Friday, December 19, 2008

Teaching Azimuth and Using a Compass Rose

So, all your students have made a Clinometer. Now what do you do?

Well, first you have to teach altitude and azimuth, but because they have made their Clinometers, they are more likely to pay attention while you teach the basics.

I would recommend holding off teaching how to use the Clinometers for a bit. Teach how to use a compass first.


If you are lucky, you will have a class set of compasses, maybe even orienteering compasses. The most fun? Everyone has their own compass. Even small, cheap ones, just enough for everyone!

Have your students help push the room's tables or desks toward the center of the room. Have everyone stand in a ring around the outside of the room.

Run them through a series of review exercises. Start with lining the needle up with north, of course. Ask them to point to north. Then have them all point to the east, the west, the south, etc. Then try for the fancier ones, like southwest, southeast, etc. If they do well with this, throw in south-southwest and see if anyone knows these, or can work it out.

During this session, have volunteers stick large printed labels of the various compass points on the classroom walls. My classroom was not facing true north so the walls were all the southeast, northwest. North was in a corner. Made it easier to have them up for my students. Use sticky putty on the backs of the labels. Take them down at the end of each class so the next can put them up, too. You can leave them up after your last class leaves.

Now, here's the really fun part. REALLY TEACH AZIMUTH! Make sure your students are evenly spaced around the edge of the room and in a circle of sorts. Run through a tough, quick review of what you just reviewed and add on:
  1. Raise your hand if you are at north. (Should only be one hand up. If no one is perfectly north, have one move into that position.)
  2. What degrees is the North person? (If no one knows, ask them to guess. Don't tell them outright. Lead them by asking how many total degrees in a circle, and so on. They should see that North is both 0 and 360.)
  3. Move on to South. Raise your hand if you are at South.
  4. What degrees is the South person?
  5. Repeat for East and West.
  6. Move on to northeast, southeast, northwest, southwest.
  7. Go over all again. This time have everyone point to the representative person. Always ask for degrees and compass point.
  8. Try a couple of the south-southwest or north-northwest, etc., but don't do much if they are on overload.
  9. NOW have everyone walk a quarter turn around the room. Go over many of them again.
  10. Repeat again if they can handle it. Otherwise move on to the worksheet.
NOTE: We will do this type of Virtual Compass tomorrow, only use altitude in the sky instead. When you put them together, you really have something, my friends! I've give the details on these variations in the coming days.
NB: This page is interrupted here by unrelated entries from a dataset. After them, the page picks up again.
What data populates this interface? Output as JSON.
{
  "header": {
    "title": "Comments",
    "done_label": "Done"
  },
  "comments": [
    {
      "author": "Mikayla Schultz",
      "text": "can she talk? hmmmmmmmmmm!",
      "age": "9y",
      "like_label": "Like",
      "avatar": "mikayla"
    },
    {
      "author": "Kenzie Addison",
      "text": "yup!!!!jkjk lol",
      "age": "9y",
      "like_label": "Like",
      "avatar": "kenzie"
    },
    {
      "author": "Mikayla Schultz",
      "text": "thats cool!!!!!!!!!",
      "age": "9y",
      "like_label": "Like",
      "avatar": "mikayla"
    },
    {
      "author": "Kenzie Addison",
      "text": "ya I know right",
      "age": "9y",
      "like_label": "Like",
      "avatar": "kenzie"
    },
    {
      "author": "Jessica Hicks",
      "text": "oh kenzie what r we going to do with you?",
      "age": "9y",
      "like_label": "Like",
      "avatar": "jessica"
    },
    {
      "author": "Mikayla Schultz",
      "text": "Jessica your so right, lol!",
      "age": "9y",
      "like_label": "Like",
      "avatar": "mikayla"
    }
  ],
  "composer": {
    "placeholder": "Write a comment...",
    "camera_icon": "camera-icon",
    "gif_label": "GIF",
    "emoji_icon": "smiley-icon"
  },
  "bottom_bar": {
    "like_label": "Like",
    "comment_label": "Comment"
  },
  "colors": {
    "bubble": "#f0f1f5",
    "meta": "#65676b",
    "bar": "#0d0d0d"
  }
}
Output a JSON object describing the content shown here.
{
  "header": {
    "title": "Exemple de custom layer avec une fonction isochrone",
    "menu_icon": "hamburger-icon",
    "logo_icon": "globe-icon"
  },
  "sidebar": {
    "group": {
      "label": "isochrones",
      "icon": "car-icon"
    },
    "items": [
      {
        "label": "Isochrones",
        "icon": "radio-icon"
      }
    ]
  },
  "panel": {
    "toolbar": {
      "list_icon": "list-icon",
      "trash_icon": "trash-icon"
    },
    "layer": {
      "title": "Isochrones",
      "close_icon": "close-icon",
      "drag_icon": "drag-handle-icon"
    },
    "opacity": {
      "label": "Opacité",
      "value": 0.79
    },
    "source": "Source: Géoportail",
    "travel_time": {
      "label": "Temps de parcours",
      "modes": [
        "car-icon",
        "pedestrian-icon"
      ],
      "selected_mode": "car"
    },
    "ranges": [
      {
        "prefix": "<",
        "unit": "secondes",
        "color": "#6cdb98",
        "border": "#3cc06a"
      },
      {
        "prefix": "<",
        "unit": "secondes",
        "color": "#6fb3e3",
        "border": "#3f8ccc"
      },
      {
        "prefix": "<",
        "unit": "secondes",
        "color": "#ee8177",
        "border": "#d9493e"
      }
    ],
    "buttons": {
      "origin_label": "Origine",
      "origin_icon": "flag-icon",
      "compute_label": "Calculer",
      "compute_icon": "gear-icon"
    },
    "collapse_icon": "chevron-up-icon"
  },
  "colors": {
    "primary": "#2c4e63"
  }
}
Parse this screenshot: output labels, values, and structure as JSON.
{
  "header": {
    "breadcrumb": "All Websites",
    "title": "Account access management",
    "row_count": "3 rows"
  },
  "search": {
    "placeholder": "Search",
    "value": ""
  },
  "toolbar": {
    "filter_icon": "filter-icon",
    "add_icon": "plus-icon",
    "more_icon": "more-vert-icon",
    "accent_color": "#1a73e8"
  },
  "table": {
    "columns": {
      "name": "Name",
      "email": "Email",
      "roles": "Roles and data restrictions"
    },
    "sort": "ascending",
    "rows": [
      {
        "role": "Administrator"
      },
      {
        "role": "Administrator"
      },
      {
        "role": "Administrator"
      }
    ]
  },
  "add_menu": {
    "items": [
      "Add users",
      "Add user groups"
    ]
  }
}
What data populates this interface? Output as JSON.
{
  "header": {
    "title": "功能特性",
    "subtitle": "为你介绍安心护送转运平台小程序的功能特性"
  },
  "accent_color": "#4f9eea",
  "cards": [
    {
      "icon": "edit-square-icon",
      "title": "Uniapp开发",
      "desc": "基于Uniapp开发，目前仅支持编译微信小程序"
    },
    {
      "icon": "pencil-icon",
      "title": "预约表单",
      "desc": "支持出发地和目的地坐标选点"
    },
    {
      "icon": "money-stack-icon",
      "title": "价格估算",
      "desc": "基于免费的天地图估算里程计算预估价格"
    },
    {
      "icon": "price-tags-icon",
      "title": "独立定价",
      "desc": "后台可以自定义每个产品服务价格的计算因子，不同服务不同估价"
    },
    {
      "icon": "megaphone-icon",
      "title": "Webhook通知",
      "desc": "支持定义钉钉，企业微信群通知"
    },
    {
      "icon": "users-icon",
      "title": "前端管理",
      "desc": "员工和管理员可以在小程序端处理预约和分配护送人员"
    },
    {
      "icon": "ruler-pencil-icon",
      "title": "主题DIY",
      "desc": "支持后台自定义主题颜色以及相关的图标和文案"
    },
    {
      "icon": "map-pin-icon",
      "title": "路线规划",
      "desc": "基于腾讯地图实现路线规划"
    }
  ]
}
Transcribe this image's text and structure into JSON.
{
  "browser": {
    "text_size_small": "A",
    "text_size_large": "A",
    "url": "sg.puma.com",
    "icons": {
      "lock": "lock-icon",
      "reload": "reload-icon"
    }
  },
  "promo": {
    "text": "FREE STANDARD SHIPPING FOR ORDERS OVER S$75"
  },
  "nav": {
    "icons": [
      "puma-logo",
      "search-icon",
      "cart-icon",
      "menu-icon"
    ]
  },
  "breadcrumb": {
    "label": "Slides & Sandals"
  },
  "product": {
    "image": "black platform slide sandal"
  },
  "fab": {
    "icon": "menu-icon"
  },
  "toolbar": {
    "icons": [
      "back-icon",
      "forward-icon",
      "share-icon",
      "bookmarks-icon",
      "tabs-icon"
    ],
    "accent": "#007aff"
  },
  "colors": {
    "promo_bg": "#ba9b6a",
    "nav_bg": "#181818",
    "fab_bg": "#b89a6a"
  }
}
After you think your class understands the compass points and degrees, have them sit down and give them all this worksheet which reviews what you've just covered.


You can do something similar using paper compass roses. Click here for a good one you can have your first class glue the entire page onto cardboard. Smooth carefully. (You now have a complete set for the rest of the year. Just be sure to number them and collect back each hour.)

Click here for a fun Compass Rose review worksheet that uses a world map. Click here for a blank one from Enchanted Learning. Click here for another good review page.

With a Compass Rose, you need to masking-tape or chalk a north-south line on your floor or in the parking lot or on the concrete playground. Your students put their compass roses on the north-south line, all norths facing north and move themselves around the rose, always looking at the direction from across the rose. Works great if you don't have compasses!

Run your students through a review similar to the above. It will be slightly different but they should all be moving around their compasses. Stand on the point would be in the correct position. Look to the northwest, they would be standing southeast looking to the northwest. NOTE: You may need several north-south lines on the floor/pavement so they all have room to walk around their roses.

Click here for the complete Teaching Azimuth by Using a Compass or Compass Rose Pdf! (Coming soon.)

Come back tomorrow for How to Teach Altitude and Using a Clinometer.

1 comment:

Unknown said...

An interesting, practical way of teaching points of the compass!
The history of compasses is facinating. If your students read they will find out a little bit about the early histores of compasses.